> **Task prompt**: Your task is to write out all of the records once more, exactly.

--- Records Enclosed Below ---

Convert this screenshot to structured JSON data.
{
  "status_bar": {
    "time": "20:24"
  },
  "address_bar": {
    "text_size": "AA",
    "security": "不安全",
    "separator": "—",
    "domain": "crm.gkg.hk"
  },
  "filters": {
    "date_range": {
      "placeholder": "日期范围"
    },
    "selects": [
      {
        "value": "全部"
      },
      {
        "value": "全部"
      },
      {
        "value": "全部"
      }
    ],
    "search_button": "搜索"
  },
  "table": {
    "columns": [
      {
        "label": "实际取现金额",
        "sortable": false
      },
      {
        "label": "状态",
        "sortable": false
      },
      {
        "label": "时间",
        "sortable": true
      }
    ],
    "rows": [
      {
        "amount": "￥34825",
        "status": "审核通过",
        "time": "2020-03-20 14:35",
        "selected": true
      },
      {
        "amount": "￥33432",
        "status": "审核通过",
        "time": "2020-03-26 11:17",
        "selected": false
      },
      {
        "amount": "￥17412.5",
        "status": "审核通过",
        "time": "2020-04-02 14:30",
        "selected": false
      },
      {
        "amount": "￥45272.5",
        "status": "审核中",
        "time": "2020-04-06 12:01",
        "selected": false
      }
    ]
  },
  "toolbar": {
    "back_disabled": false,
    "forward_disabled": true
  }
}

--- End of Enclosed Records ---

> **Exercise solution**:
Convert this screenshot to structured JSON data.
{
  "status_bar": {
    "time": "20:24"
  },
  "address_bar": {
    "text_size": "AA",
    "security": "不安全",
    "separator": "—",
    "domain": "crm.gkg.hk"
  },
  "filters": {
    "date_range": {
      "placeholder": "日期范围"
    },
    "selects": [
      {
        "value": "全部"
      },
      {
        "value": "全部"
      },
      {
        "value": "全部"
      }
    ],
    "search_button": "搜索"
  },
  "table": {
    "columns": [
      {
        "label": "实际取现金额",
        "sortable": false
      },
      {
        "label": "状态",
        "sortable": false
      },
      {
        "label": "时间",
        "sortable": true
      }
    ],
    "rows": [
      {
        "amount": "￥34825",
        "status": "审核通过",
        "time": "2020-03-20 14:35",
        "selected": true
      },
      {
        "amount": "￥33432",
        "status": "审核通过",
        "time": "2020-03-26 11:17",
        "selected": false
      },
      {
        "amount": "￥17412.5",
        "status": "审核通过",
        "time": "2020-04-02 14:30",
        "selected": false
      },
      {
        "amount": "￥45272.5",
        "status": "审核中",
        "time": "2020-04-06 12:01",
        "selected": false
      }
    ]
  },
  "toolbar": {
    "back_disabled": false,
    "forward_disabled": true
  }
}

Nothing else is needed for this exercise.